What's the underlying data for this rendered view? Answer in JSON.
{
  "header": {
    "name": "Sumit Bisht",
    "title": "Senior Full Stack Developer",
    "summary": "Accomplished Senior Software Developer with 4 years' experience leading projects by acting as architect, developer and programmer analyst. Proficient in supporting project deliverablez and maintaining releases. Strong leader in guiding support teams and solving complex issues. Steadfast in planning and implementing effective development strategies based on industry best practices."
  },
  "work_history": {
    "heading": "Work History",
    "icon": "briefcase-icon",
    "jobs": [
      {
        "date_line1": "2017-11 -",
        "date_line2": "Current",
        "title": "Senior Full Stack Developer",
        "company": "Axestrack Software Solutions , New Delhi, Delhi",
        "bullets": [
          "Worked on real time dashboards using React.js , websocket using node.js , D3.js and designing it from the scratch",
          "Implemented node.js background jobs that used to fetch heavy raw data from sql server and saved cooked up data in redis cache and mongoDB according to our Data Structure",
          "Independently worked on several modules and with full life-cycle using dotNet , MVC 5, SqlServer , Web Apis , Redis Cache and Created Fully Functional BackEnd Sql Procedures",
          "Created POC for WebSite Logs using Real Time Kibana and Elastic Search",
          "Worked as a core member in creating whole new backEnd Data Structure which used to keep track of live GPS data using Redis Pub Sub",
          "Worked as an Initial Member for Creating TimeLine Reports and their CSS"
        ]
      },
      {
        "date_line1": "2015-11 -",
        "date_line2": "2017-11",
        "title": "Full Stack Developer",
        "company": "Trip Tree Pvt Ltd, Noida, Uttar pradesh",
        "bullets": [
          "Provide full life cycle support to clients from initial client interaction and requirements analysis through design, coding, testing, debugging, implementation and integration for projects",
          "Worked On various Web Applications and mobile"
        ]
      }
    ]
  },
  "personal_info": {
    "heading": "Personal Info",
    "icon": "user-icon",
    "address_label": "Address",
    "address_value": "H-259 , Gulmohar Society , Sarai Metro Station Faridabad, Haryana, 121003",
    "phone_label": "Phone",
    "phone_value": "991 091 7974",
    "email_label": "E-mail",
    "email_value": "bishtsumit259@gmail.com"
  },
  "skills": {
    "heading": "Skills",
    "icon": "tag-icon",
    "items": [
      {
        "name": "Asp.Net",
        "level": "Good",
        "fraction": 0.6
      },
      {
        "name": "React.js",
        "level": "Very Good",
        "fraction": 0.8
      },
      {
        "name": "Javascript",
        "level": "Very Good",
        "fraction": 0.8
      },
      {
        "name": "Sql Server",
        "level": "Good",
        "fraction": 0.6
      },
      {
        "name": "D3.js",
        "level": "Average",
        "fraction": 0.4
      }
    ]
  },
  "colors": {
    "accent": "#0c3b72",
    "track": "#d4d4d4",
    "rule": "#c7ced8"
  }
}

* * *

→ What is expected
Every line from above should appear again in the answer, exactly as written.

→ Output for this exercise
What's the underlying data for this rendered view? Answer in JSON.
{
  "header": {
    "name": "Sumit Bisht",
    "title": "Senior Full Stack Developer",
    "summary": "Accomplished Senior Software Developer with 4 years' experience leading projects by acting as architect, developer and programmer analyst. Proficient in supporting project deliverablez and maintaining releases. Strong leader in guiding support teams and solving complex issues. Steadfast in planning and implementing effective development strategies based on industry best practices."
  },
  "work_history": {
    "heading": "Work History",
    "icon": "briefcase-icon",
    "jobs": [
      {
        "date_line1": "2017-11 -",
        "date_line2": "Current",
        "title": "Senior Full Stack Developer",
        "company": "Axestrack Software Solutions , New Delhi, Delhi",
        "bullets": [
          "Worked on real time dashboards using React.js , websocket using node.js , D3.js and designing it from the scratch",
          "Implemented node.js background jobs that used to fetch heavy raw data from sql server and saved cooked up data in redis cache and mongoDB according to our Data Structure",
          "Independently worked on several modules and with full life-cycle using dotNet , MVC 5, SqlServer , Web Apis , Redis Cache and Created Fully Functional BackEnd Sql Procedures",
          "Created POC for WebSite Logs using Real Time Kibana and Elastic Search",
          "Worked as a core member in creating whole new backEnd Data Structure which used to keep track of live GPS data using Redis Pub Sub",
          "Worked as an Initial Member for Creating TimeLine Reports and their CSS"
        ]
      },
      {
        "date_line1": "2015-11 -",
        "date_line2": "2017-11",
        "title": "Full Stack Developer",
        "company": "Trip Tree Pvt Ltd, Noida, Uttar pradesh",
        "bullets": [
          "Provide full life cycle support to clients from initial client interaction and requirements analysis through design, coding, testing, debugging, implementation and integration for projects",
          "Worked On various Web Applications and mobile"
        ]
      }
    ]
  },
  "personal_info": {
    "heading": "Personal Info",
    "icon": "user-icon",
    "address_label": "Address",
    "address_value": "H-259 , Gulmohar Society , Sarai Metro Station Faridabad, Haryana, 121003",
    "phone_label": "Phone",
    "phone_value": "991 091 7974",
    "email_label": "E-mail",
    "email_value": "bishtsumit259@gmail.com"
  },
  "skills": {
    "heading": "Skills",
    "icon": "tag-icon",
    "items": [
      {
        "name": "Asp.Net",
        "level": "Good",
        "fraction": 0.6
      },
      {
        "name": "React.js",
        "level": "Very Good",
        "fraction": 0.8
      },
      {
        "name": "Javascript",
        "level": "Very Good",
        "fraction": 0.8
      },
      {
        "name": "Sql Server",
        "level": "Good",
        "fraction": 0.6
      },
      {
        "name": "D3.js",
        "level": "Average",
        "fraction": 0.4
      }
    ]
  },
  "colors": {
    "accent": "#0c3b72",
    "track": "#d4d4d4",
    "rule": "#c7ced8"
  }
}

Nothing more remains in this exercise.